Excerpts from an interface dataset
==============================

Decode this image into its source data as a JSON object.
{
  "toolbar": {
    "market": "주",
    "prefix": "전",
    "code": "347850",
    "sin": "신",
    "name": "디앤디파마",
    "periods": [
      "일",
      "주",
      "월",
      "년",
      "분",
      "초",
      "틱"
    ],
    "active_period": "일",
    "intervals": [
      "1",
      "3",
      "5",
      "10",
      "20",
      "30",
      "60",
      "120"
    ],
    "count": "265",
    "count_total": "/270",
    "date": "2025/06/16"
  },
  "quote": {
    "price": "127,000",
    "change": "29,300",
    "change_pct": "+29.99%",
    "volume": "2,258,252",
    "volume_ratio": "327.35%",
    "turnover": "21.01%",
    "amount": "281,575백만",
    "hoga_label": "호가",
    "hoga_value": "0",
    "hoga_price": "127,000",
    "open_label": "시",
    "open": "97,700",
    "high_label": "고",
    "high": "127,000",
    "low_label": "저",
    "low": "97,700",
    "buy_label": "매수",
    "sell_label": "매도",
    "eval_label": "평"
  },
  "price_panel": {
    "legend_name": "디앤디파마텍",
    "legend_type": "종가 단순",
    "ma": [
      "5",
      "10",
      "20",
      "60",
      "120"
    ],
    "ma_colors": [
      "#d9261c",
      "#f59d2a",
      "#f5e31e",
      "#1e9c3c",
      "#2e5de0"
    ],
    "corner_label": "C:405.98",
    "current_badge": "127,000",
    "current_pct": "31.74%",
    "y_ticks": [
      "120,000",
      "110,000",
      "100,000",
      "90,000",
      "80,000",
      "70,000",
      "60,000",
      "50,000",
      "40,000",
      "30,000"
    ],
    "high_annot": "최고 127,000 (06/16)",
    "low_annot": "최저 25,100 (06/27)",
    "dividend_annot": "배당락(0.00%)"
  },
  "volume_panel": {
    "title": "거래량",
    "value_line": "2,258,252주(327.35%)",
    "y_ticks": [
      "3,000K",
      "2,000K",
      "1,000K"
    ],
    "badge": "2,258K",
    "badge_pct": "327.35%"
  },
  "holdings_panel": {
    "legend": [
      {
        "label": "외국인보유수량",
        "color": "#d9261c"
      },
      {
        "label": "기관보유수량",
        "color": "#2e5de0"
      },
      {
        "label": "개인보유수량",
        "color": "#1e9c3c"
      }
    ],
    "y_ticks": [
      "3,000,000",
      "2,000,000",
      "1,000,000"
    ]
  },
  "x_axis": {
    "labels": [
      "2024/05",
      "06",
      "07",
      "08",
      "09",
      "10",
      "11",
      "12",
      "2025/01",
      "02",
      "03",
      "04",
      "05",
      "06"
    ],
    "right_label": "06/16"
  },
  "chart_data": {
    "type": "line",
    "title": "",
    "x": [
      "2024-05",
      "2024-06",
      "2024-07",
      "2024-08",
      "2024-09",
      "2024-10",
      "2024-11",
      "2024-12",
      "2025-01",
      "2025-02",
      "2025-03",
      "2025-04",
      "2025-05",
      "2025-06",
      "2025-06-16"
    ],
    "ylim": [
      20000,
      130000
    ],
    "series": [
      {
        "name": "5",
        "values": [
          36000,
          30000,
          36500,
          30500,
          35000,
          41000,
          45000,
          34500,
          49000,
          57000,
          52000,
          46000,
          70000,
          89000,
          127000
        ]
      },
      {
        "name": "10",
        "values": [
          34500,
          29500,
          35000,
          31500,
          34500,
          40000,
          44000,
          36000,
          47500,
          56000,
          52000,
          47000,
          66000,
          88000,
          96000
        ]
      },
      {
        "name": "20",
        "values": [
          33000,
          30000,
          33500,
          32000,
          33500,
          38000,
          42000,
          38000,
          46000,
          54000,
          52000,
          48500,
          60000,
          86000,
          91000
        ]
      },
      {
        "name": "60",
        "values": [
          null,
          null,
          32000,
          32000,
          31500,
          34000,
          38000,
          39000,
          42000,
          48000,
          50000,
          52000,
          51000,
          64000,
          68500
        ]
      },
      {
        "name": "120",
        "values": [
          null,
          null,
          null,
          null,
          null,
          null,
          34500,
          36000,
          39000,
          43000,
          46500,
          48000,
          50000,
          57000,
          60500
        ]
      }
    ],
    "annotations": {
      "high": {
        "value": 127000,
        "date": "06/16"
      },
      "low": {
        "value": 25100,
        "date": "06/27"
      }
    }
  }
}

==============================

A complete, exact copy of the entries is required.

**The completed task**.
Decode this image into its source data as a JSON object.
{
  "toolbar": {
    "market": "주",
    "prefix": "전",
    "code": "347850",
    "sin": "신",
    "name": "디앤디파마",
    "periods": [
      "일",
      "주",
      "월",
      "년",
      "분",
      "초",
      "틱"
    ],
    "active_period": "일",
    "intervals": [
      "1",
      "3",
      "5",
      "10",
      "20",
      "30",
      "60",
      "120"
    ],
    "count": "265",
    "count_total": "/270",
    "date": "2025/06/16"
  },
  "quote": {
    "price": "127,000",
    "change": "29,300",
    "change_pct": "+29.99%",
    "volume": "2,258,252",
    "volume_ratio": "327.35%",
    "turnover": "21.01%",
    "amount": "281,575백만",
    "hoga_label": "호가",
    "hoga_value": "0",
    "hoga_price": "127,000",
    "open_label": "시",
    "open": "97,700",
    "high_label": "고",
    "high": "127,000",
    "low_label": "저",
    "low": "97,700",
    "buy_label": "매수",
    "sell_label": "매도",
    "eval_label": "평"
  },
  "price_panel": {
    "legend_name": "디앤디파마텍",
    "legend_type": "종가 단순",
    "ma": [
      "5",
      "10",
      "20",
      "60",
      "120"
    ],
    "ma_colors": [
      "#d9261c",
      "#f59d2a",
      "#f5e31e",
      "#1e9c3c",
      "#2e5de0"
    ],
    "corner_label": "C:405.98",
    "current_badge": "127,000",
    "current_pct": "31.74%",
    "y_ticks": [
      "120,000",
      "110,000",
      "100,000",
      "90,000",
      "80,000",
      "70,000",
      "60,000",
      "50,000",
      "40,000",
      "30,000"
    ],
    "high_annot": "최고 127,000 (06/16)",
    "low_annot": "최저 25,100 (06/27)",
    "dividend_annot": "배당락(0.00%)"
  },
  "volume_panel": {
    "title": "거래량",
    "value_line": "2,258,252주(327.35%)",
    "y_ticks": [
      "3,000K",
      "2,000K",
      "1,000K"
    ],
    "badge": "2,258K",
    "badge_pct": "327.35%"
  },
  "holdings_panel": {
    "legend": [
      {
        "label": "외국인보유수량",
        "color": "#d9261c"
      },
      {
        "label": "기관보유수량",
        "color": "#2e5de0"
      },
      {
        "label": "개인보유수량",
        "color": "#1e9c3c"
      }
    ],
    "y_ticks": [
      "3,000,000",
      "2,000,000",
      "1,000,000"
    ]
  },
  "x_axis": {
    "labels": [
      "2024/05",
      "06",
      "07",
      "08",
      "09",
      "10",
      "11",
      "12",
      "2025/01",
      "02",
      "03",
      "04",
      "05",
      "06"
    ],
    "right_label": "06/16"
  },
  "chart_data": {
    "type": "line",
    "title": "",
    "x": [
      "2024-05",
      "2024-06",
      "2024-07",
      "2024-08",
      "2024-09",
      "2024-10",
      "2024-11",
      "2024-12",
      "2025-01",
      "2025-02",
      "2025-03",
      "2025-04",
      "2025-05",
      "2025-06",
      "2025-06-16"
    ],
    "ylim": [
      20000,
      130000
    ],
    "series": [
      {
        "name": "5",
        "values": [
          36000,
          30000,
          36500,
          30500,
          35000,
          41000,
          45000,
          34500,
          49000,
          57000,
          52000,
          46000,
          70000,
          89000,
          127000
        ]
      },
      {
        "name": "10",
        "values": [
          34500,
          29500,
          35000,
          31500,
          34500,
          40000,
          44000,
          36000,
          47500,
          56000,
          52000,
          47000,
          66000,
          88000,
          96000
        ]
      },
      {
        "name": "20",
        "values": [
          33000,
          30000,
          33500,
          32000,
          33500,
          38000,
          42000,
          38000,
          46000,
          54000,
          52000,
          48500,
          60000,
          86000,
          91000
        ]
      },
      {
        "name": "60",
        "values": [
          null,
          null,
          32000,
          32000,
          31500,
          34000,
          38000,
          39000,
          42000,
          48000,
          50000,
          52000,
          51000,
          64000,
          68500
        ]
      },
      {
        "name": "120",
        "values": [
          null,
          null,
          null,
          null,
          null,
          null,
          34500,
          36000,
          39000,
          43000,
          46500,
          48000,
          50000,
          57000,
          60500
        ]
      }
    ],
    "annotations": {
      "high": {
        "value": 127000,
        "date": "06/16"
      },
      "low": {
        "value": 25100,
        "date": "06/27"
      }
    }
  }
}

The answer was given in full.